confirms that claimant refused to be admitted to the infirmary for Pre Op Prep,
and his AHR also contains a notation that both Upstate and the Ortho Clinic were
notified of claimant’s refusal.
Additionally, a document entitled “Refusal of Medical Examination and/or
Treatment” (Exhibit 51, Exhibit D) was presented at trial, making specific
reference to claimant’s refusal to be admitted to the infirmary on October
31, 2002, and further referencing claimant’s refusal to have his
“scheduled surgery” performed on November 1, 2002. This document
was not signed by claimant, but it was witnessed by one Sergeant Murley, and
the document contained the signature of a second witness, which, as noted
therein, is required when a patient refuses to sign.
Even though it was not signed by claimant, this Court finds that this document
(with two witnesses attesting to claimant’s refusal to sign), together
with testimony of Nurse Lennox, establishes that surgery was in fact scheduled
for November 1, 2002 at Upstate. This Court further finds that this surgery was
then refused by claimant, when he would not consent to being admitted to the
infirmary at Auburn on the day prior to the scheduled surgery.
Although claimant insists that this surgery was never scheduled, he further
contends that the surgery, even if performed on November 1, 2002, would have
been too late to restore beneficial use of this finger. An assessment of this
contention inherently requires the expertise of a physician, and as previously
determined herein, the testimony of Dr. McGrath (who examined claimant in April,
2006) was not allowed. Even if Dr. McGrath’s testimony had been allowed,
any such testimony would have had to have been considered in light of this
Court’s finding that the surgery had been scheduled but was refused by
claimant. In other words, this Court is of the opinion that the hand specialist
who scheduled this surgery must have believed that it was both a timely and
appropriate procedure based upon claimant’s condition at that time.
Therefore, based primarily upon claimant’s refusal to undergo this
surgery on November 1, 2002, as well as the lack of any admissible expert
medical proof to establish that the surgery, if performed at that time, would
have been untimely, this cause of action for medical malpractice must be
Finally, as noted previously, claimant also asserted a cause of action based
upon a violation of his rights under the Eighth Amendment of the U.S.
Constitution. Contrary to claimant’s assertions, State agencies such as
the Department of Correctional Services do not have an independent legal
existence. When a claim is based upon the alleged wrongful conduct of a State
agency or employee, the proper defendant is the State of New York, the only
entity over which this Court has jurisdiction
It is well settled that under 42 USC § 1983, a state is not a
“person” within the meaning of this statute and therefore cannot be
liable for a violation of Federal civil rights under this statute (Will v
Michigan Department of State Police
, 491 US 58; Davis v State of New
, 124 AD2d 420). As a result, claimant’s cause of action based

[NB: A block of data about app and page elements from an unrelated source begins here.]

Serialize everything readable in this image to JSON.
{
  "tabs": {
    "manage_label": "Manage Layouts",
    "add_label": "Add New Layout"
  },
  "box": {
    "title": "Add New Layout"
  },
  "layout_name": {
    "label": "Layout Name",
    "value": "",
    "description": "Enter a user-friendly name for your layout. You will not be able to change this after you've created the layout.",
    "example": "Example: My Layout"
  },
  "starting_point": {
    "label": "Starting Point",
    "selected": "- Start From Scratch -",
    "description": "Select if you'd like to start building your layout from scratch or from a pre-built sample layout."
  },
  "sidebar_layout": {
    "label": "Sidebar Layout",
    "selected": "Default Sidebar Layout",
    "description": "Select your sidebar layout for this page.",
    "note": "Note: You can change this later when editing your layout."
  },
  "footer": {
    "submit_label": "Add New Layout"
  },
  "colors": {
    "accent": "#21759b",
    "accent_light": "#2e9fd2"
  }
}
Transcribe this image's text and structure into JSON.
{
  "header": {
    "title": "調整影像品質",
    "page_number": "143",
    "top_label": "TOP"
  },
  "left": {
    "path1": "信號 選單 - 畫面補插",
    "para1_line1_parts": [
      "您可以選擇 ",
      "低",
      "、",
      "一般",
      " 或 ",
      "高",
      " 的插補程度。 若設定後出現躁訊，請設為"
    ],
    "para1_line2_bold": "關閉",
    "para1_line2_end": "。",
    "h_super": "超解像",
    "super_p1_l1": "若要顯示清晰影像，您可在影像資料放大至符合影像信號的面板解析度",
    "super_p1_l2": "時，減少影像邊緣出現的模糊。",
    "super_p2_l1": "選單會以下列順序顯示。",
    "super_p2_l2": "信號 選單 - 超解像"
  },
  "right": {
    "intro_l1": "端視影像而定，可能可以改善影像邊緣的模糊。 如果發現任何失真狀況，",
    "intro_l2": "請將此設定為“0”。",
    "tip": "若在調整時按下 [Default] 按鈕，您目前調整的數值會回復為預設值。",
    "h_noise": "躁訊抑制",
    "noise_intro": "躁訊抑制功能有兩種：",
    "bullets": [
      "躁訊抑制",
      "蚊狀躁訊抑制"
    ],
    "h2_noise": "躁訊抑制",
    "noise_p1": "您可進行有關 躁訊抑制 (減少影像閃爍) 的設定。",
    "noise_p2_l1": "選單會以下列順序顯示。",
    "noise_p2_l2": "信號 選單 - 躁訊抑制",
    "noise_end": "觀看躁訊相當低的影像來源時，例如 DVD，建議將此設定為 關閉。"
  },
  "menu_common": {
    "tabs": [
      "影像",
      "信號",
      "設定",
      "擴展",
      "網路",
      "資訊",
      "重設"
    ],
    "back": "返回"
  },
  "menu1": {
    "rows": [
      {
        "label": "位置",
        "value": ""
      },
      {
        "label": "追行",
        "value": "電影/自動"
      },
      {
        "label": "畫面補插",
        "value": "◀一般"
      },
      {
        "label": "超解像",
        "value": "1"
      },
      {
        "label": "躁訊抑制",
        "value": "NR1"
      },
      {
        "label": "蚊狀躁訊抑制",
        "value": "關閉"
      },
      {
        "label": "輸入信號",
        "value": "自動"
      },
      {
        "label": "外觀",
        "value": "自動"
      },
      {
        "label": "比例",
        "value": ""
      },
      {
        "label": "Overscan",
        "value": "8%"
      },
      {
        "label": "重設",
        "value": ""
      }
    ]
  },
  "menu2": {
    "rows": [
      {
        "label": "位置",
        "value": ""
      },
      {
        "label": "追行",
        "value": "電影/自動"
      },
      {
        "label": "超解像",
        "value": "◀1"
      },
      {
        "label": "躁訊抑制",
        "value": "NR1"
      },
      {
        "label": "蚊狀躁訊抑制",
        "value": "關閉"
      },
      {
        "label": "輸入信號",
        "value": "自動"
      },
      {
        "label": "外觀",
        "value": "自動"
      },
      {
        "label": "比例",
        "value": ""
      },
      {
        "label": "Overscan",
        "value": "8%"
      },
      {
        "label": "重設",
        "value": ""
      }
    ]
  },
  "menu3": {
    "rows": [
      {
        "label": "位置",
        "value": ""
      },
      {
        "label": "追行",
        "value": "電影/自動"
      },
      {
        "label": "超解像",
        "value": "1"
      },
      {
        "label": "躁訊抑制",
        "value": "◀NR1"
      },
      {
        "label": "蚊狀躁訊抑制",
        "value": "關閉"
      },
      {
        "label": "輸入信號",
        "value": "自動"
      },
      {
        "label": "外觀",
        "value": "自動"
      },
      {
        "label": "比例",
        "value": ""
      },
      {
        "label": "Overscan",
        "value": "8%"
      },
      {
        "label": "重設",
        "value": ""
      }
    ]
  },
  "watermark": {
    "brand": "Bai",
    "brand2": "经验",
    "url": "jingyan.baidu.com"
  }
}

upon a deliberate indifference to his medical needs in violation of his Eighth
Amendment rights must also fail.
Based upon all of the foregoing, the Court finds that claimant has failed to
establish his claim based upon medical negligence and/or medical malpractice, by
a preponderance of the evidence. Accordingly, this claim must be, and hereby
is, dismissed in its entirety.
All motions not heretofore ruled upon are now denied.
LET JUDGMENT BE ENTERED ACCORDINGLY.